Soliris is available to patients only through a restricted program under a Risk Evaluation and Mitigation Strategy (REMS) because of the risk for life-threatening infections that have been associated with its administration.3 Soliris can increase patients’ susceptibility to serious meningococcal infections (septicemia and/or meningitis), and although the risk for infection is reduced by vaccination, it is not eliminated.3 Patients should receive the meningococcal vaccine at least 2 weeks before the first dose is administered.3
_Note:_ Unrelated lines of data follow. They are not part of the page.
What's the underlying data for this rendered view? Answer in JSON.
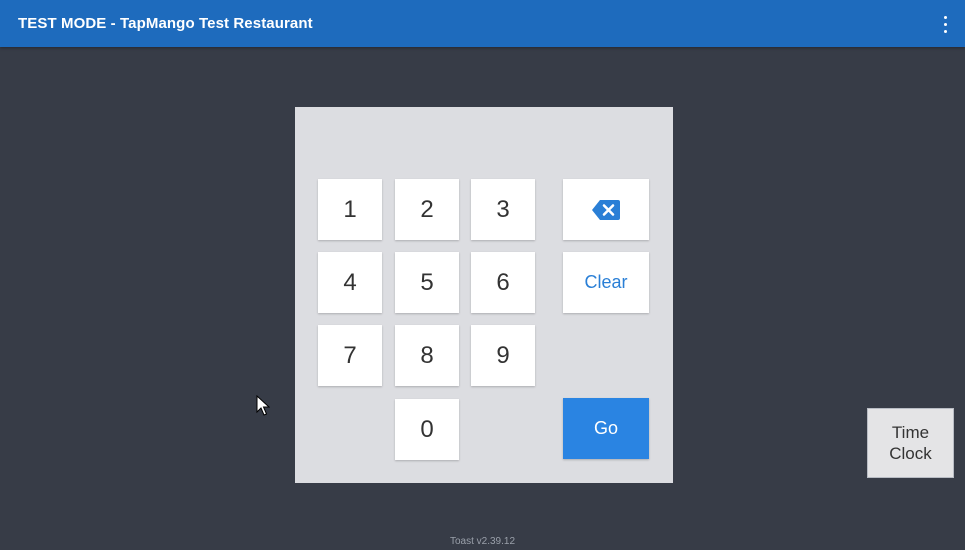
{
  "header": {
    "title": "TEST MODE - TapMango Test Restaurant",
    "menu_icon": "more-vert-icon"
  },
  "keypad": {
    "keys": [
      "1",
      "2",
      "3",
      "4",
      "5",
      "6",
      "7",
      "8",
      "9",
      "0"
    ],
    "backspace_icon": "backspace-icon",
    "clear_label": "Clear",
    "go_label": "Go"
  },
  "time_clock": {
    "line1": "Time",
    "line2": "Clock"
  },
  "footer": {
    "version": "Toast v2.39.12"
  },
  "colors": {
    "topbar": "#1e6bbd",
    "background": "#373c47",
    "pad": "#dcdde1",
    "accent": "#2a84e2"
  }
}
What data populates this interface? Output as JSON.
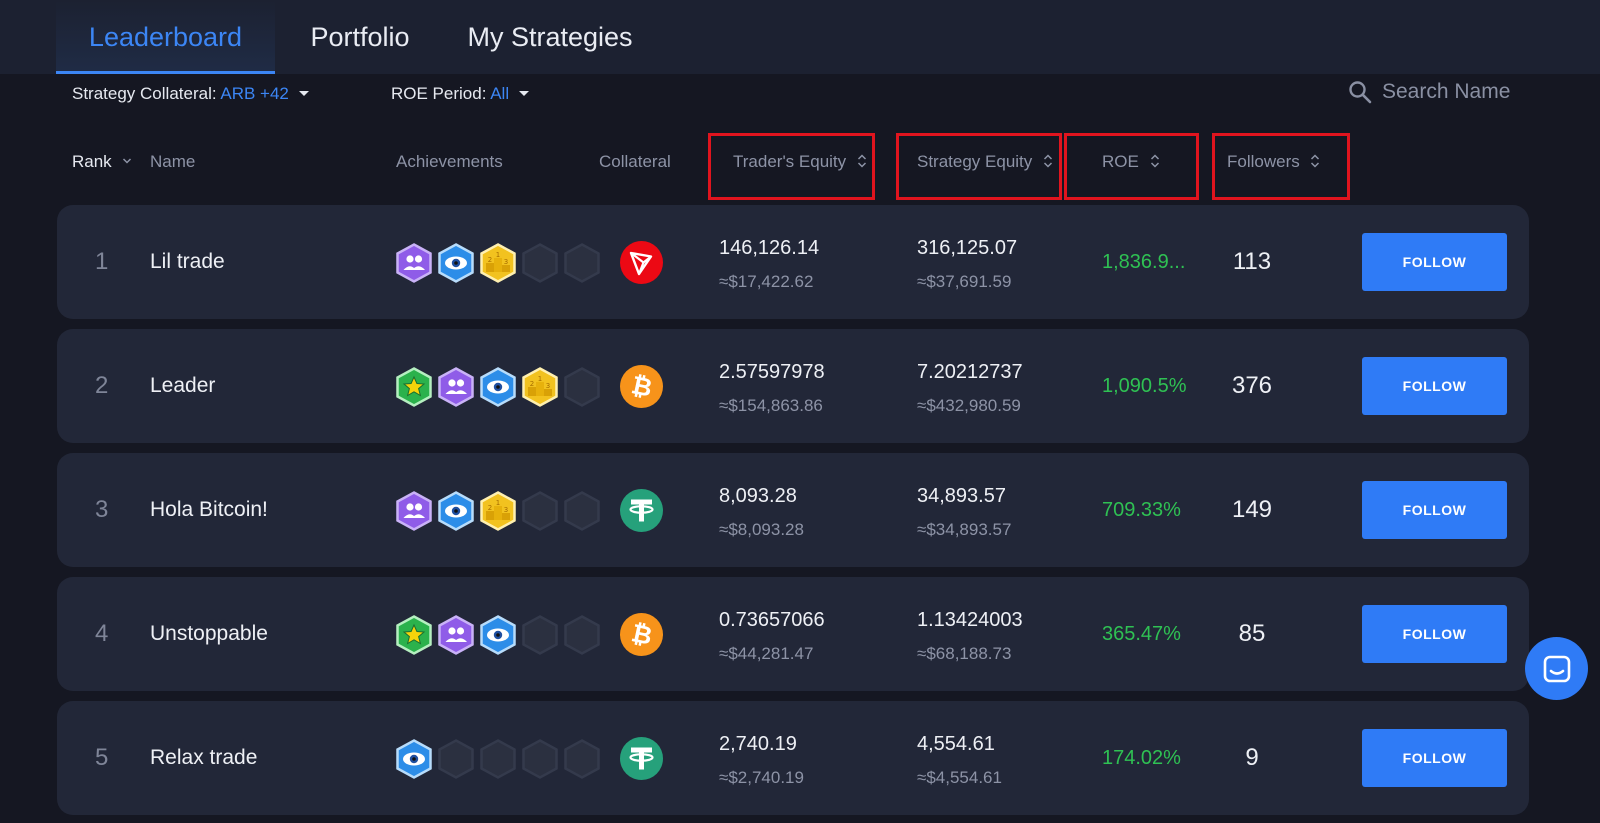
{
  "tabs": [
    {
      "label": "Leaderboard",
      "active": true
    },
    {
      "label": "Portfolio",
      "active": false
    },
    {
      "label": "My Strategies",
      "active": false
    }
  ],
  "filters": {
    "collateral_label": "Strategy Collateral: ",
    "collateral_value": "ARB +42",
    "period_label": "ROE Period: ",
    "period_value": "All"
  },
  "search": {
    "placeholder": "Search Name"
  },
  "columns": {
    "rank": "Rank",
    "name": "Name",
    "achievements": "Achievements",
    "collateral": "Collateral",
    "traders_equity": "Trader's Equity",
    "strategy_equity": "Strategy Equity",
    "roe": "ROE",
    "followers": "Followers"
  },
  "follow_label": "FOLLOW",
  "colors": {
    "accent": "#2f7bf6",
    "positive": "#2fc153",
    "highlight_box": "#e0141e"
  },
  "rows": [
    {
      "rank": "1",
      "name": "Lil trade",
      "badges": [
        "users-badge",
        "eye-badge",
        "podium-badge",
        "empty",
        "empty"
      ],
      "collateral_icon": "tron-icon",
      "traders_equity": "146,126.14",
      "traders_equity_usd": "≈$17,422.62",
      "strategy_equity": "316,125.07",
      "strategy_equity_usd": "≈$37,691.59",
      "roe": "1,836.9...",
      "followers": "113"
    },
    {
      "rank": "2",
      "name": "Leader",
      "badges": [
        "star-badge",
        "users-badge",
        "eye-badge",
        "podium-badge",
        "empty"
      ],
      "collateral_icon": "bitcoin-icon",
      "traders_equity": "2.57597978",
      "traders_equity_usd": "≈$154,863.86",
      "strategy_equity": "7.20212737",
      "strategy_equity_usd": "≈$432,980.59",
      "roe": "1,090.5%",
      "followers": "376"
    },
    {
      "rank": "3",
      "name": "Hola Bitcoin!",
      "badges": [
        "users-badge",
        "eye-badge",
        "podium-badge",
        "empty",
        "empty"
      ],
      "collateral_icon": "tether-icon",
      "traders_equity": "8,093.28",
      "traders_equity_usd": "≈$8,093.28",
      "strategy_equity": "34,893.57",
      "strategy_equity_usd": "≈$34,893.57",
      "roe": "709.33%",
      "followers": "149"
    },
    {
      "rank": "4",
      "name": "Unstoppable",
      "badges": [
        "star-badge",
        "users-badge",
        "eye-badge",
        "empty",
        "empty"
      ],
      "collateral_icon": "bitcoin-icon",
      "traders_equity": "0.73657066",
      "traders_equity_usd": "≈$44,281.47",
      "strategy_equity": "1.13424003",
      "strategy_equity_usd": "≈$68,188.73",
      "roe": "365.47%",
      "followers": "85"
    },
    {
      "rank": "5",
      "name": "Relax trade",
      "badges": [
        "eye-badge",
        "empty",
        "empty",
        "empty",
        "empty"
      ],
      "collateral_icon": "tether-icon",
      "traders_equity": "2,740.19",
      "traders_equity_usd": "≈$2,740.19",
      "strategy_equity": "4,554.61",
      "strategy_equity_usd": "≈$4,554.61",
      "roe": "174.02%",
      "followers": "9"
    }
  ]
}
Soliris is contraindicated for patients presenting with unresolved serious Neisseria meningitidis infection and/or for patients without current vaccination against N. meningitidis unless it has been determined that the risk of delaying Soliris treatment outweighs the risk for the development of a meningococcal infection.3 

Read more about PNH prognosis

Safety and Efficacy in Trials

The safety and efficacy of Soliris have been evaluated in a 26-week phase 3 clinical trial (NCT00122330).4 In this randomized, double-blind, placebo-controlled study, which included 87 transfusion-dependent patients with PNH, 43 were randomized to receive Soliris and 44 were randomized to placebo.5 The safety of the drug was also evaluated over a period of 52 weeks in a multicenter, single-arm phase 3 trial that enrolled 97 patients who had received at least one transfusion in the 24 months preceding the trial (NCT00122304),6 and in a long-term phase 3 extension study (NCT00122317)7 of 187 patients who were followed for between 10 and 54 months.2

Patients in the 3 trials received meningococcal vaccine before treatment, after which Soliris was administered intravenously at doses of 600 mg every 7 ± 2 days for 4 weeks, 900 mg 7 ± 2 days later, then 900 mg every 14 ± 2 days for the remainder of the study.3 

In the first trial, a significant reduction in hemolysis was observed in the patients who received Soliris vs those who received placebo; treatment with Soliris led to a decrease in the severity of anemia, stabilization of the hemoglobin levels, and a decreased need for transfusions in comparison with placebo.5 Additionally, clinically significant improvements were observed in the treated patients’ quality of life.5 The second trial reported a reduction in intravascular hemolysis that was sustained during the treatment period and led to a reduced need for transfusions, as well as less fatigue. In the extension study, intravascular hemolysis was reduced during the administration of Soliris and fewer thrombotic events were reported, even though most of the patients were receiving anticoagulants.3,8 

Read more about PNH clinical trials


1. Paroxysmal nocturnal hemoglobinuria. NORD (National Organization for Rare Disorders). Accessed November 19, 2022.

2. SOLIRIS® (eculizumab). Alexion AstraZeneca Rare Disease. Accessed November 19, 2022.

3. Soliris® (eculizumab). Prescribing information. Alexion Pharmaceuticals; revised November 2020.

4. Study using eculizumab in transfusion dependent paroxysmal nocturnal hemoglobinuria (PNH) patients. July 22, 2005. Updated December 4, 2006. Accessed November 19, 2022.

5. Hillmen P, Young NS, Schubert J, et al. The complement inhibitor eculizumab in paroxysmal nocturnal hemoglobinuria. N Engl J Med. 2006;355(12):1233-1243. doi:10.1056/NEJMoa061648

6. Study of safety in hemolytic paroxysmal nocturnal hemoglobinuria (pnh) patients treated with eculizumab. July 22, 2005. Updated February 21, 2007. Accessed November 19, 2022.

7. Extension study of eculizumab in patients with transfusion dependent paroxysmal nocturnal hemoglobinuria (PNH). July 22, 2005. Updated March 13, 2018. Accessed November 19, 2022.

8. Hillmen P, Muus P, Dührsen U, et al. Effect of the complement inhibitor eculizumab on thromboembolism in patients with paroxysmal nocturnal hemoglobinuria. Blood. 2007;110(12):4123-4128. doi:10.1182/blood-2007-06-095646

Reviewed by Kyle Habet, MD, on 11/29/2022.